|International Classification||F04B43/04, B81B3/00, F04B53/08|
|Cooperative Classification||F04B43/046, F04B53/08|
|European Classification||H05K999/00, F04B53/08, F04B43/04M2|
|Jun 10, 1999||AS||Assignment|
Owner name: GESIM GESELLSCHAFT FUR SILIZIUM-MIKORSYSTEME MBH,
Free format text: ASSIGNMENT OF ASSIGNORS INTEREST;ASSIGNORS:HOWITZ, STEFFEN;WEGENER, THOMAS;BURGER, MARIO;AND OTHERS;REEL/FRAME:010028/0232
Effective date: 19990608
|Aug 18, 2004||REMI||Maintenance fee reminder mailed|

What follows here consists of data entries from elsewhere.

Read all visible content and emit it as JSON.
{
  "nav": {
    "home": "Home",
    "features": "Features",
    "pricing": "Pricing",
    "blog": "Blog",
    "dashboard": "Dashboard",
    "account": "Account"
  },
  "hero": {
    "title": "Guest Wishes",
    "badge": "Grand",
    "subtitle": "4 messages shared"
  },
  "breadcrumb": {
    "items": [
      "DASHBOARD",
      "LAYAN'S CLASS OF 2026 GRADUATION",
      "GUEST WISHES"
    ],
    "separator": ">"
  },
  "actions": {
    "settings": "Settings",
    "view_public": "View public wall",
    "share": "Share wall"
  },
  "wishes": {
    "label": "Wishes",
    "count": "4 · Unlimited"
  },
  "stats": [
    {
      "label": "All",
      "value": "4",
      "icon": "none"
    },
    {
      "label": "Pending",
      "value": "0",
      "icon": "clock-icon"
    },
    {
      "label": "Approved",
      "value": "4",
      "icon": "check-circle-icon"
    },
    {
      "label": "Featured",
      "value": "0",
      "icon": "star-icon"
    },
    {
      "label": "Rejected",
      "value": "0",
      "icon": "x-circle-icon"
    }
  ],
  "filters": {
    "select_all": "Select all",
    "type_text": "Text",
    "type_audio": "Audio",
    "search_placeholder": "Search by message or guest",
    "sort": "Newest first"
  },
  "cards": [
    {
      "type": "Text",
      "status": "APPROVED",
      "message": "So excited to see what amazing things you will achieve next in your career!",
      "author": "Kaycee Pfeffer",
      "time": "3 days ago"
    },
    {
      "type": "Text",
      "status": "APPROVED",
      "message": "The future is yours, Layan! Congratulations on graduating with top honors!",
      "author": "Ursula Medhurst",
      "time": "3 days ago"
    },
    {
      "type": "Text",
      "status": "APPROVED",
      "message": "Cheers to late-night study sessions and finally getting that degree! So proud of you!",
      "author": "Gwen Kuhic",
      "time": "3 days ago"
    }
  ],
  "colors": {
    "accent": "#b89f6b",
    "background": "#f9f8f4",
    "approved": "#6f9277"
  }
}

|Jan 31, 2005||LAPS||Lapse for failure to pay maintenance fees|
|Mar 29, 2005||FP||Expired due to failure to pay maintenance fee|
Effective date: 20050130